15 Leitão and Sánchez 181 about this: he frequently establishes such parallels, by first describing las cosas propias de Indias [things that are specific from the Indies ], which he then compares with corresponding or similar ones in Europe. 54 Thus he makes parallels between the corn of America and wheat in Europe (Book 4, Chapter xvi, pp.226 7); the llama of Peru and the sheep in Europe (Book 4, Chapter xli, p.283); wells and fountains in America and those of Europe (Book 3, Chapter xvii, p.154); earthquakes in Mexico and in Italy (Book 3, Chapter xxvi, p.179), and others. This strategy obviously helps in creating a credible Mundus, but clearly attenuates the sense of newness. Assuring the truthfulness of reports was a problem that these authors also had to face. As is well known, one of the most common approaches was to resort to personal testimony. In doing so, they were relying on a process that would become common in early modern Europe. 55 But the issue requires perhaps closer inspection as we believe the way sixteenth-century observers of the nature of the Indies attempted to establish their credibility as suitable witnesses explains in part the narrative styles that characterize their texts. We are thus not specifically concerned with an epistemological issue but with its literary and stylistic consequences. In the ancient tradition the one that surely most influenced the narrative modes of the sixteenth-century naturalists the ideal testimony was not that in which the author adopted a distant and neutral role; quite the contrary. The most credible testimonies were those where the informer was a direct participant in the facts that he narrated. Thus, the notion of observation of seeing with one s own eyes as the texts so emphatically put it so omnipresent in Iberian texts of this period refers not only to a cognitive act the act of gathering information on the natural world by direct inspection and thus must not be analyzed under the criteria of objectivity or neutrality of a scientific observation. The observation that these books constantly refer to means most of all an existential position of epistemic value. That is, it means a personal participation in the events; it serves to confirm that the informer was there, that he lived through the facts that he narrates, that he has gone through those events in first person. In sum, that the informant fulfills the requisites of the credible witness. It is in a similar way that one should interpret the notion of experience frequently conveyed in the texts. Actually, to have seen and experienced ( visto y experimentado ) is an expression that appears many times in these texts. 56 The fact that an appeal to experience is common to find in those texts was noted by historians long ago, but it has been 54. Acosta, Historia natural. 55. As Lorraine Daston observed: modern empirical sciences have always and essentially depended on testimony. Daston, The Sciences of the Archive, Osiris (Clio Meets Science: The Challenges of History), 27 (2012): , 163. About personal experience and testimony in the field of botany in the context of European Renaissance see Ogilvie, The Science of Describing.
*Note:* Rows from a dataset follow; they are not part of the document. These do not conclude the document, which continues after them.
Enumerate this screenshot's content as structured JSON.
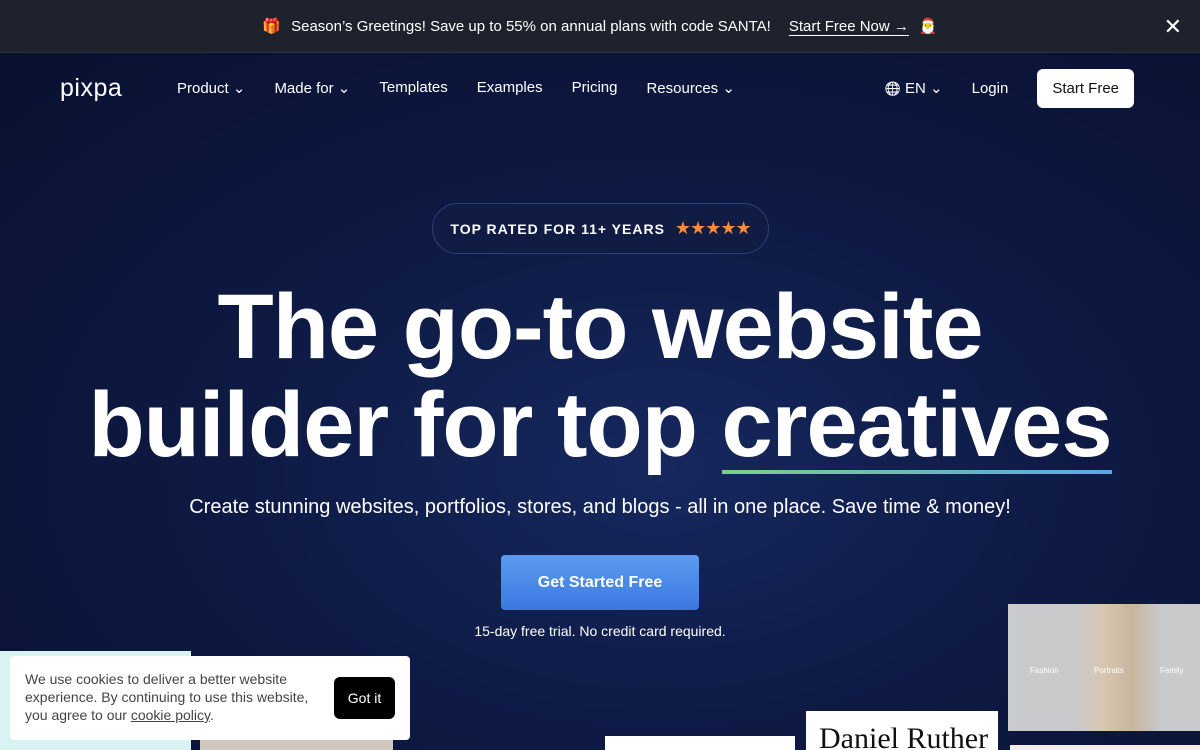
{
  "promo": {
    "gift_icon": "🎁",
    "text": "Season’s Greetings! Save up to 55% on annual plans with code SANTA!",
    "link": "Start Free Now →",
    "santa_icon": "🎅",
    "close": "✕"
  },
  "nav": {
    "logo": "pixpa",
    "items": [
      "Product ⌄",
      "Made for ⌄",
      "Templates",
      "Examples",
      "Pricing",
      "Resources ⌄"
    ],
    "language": "EN ⌄",
    "globe_icon": "🌐",
    "login": "Login",
    "start": "Start Free"
  },
  "hero": {
    "badge": "TOP RATED FOR 11+ YEARS",
    "stars": "★★★★★",
    "rating_stars": 5,
    "title_line1": "The go-to website",
    "title_line2a": "builder for top ",
    "title_line2b": "creatives",
    "subtitle": "Create stunning websites, portfolios, stores, and blogs - all in one place. Save time & money!",
    "cta": "Get Started Free",
    "trial": "15-day free trial. No credit card required."
  },
  "thumbs": {
    "name": "Daniel Ruther",
    "photo_labels": [
      "Fashion",
      "Portraits",
      "Family"
    ]
  },
  "cookie": {
    "text": "We use cookies to deliver a better website experience. By continuing to use this website, you agree to our ",
    "link": "cookie policy",
    "end": ".",
    "button": "Got it"
  },
  "colors": {
    "accent": "#3b78e0",
    "star": "#f58b3c"
  }
}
But note that Ogilvie s study focuses especially on later texts and not on the period we are interested in. In the field of zoology, see Laurent Pinon, Livres de zoologie de la Renaissance, une anthologie ( ) (Paris: Klincksieck, 1995). 56. For example: quien ocularmente con sus mismos ojos las hubiese visto y experimentado. Costa, Tractado de las Drogas, p.3 of the letter to the reader.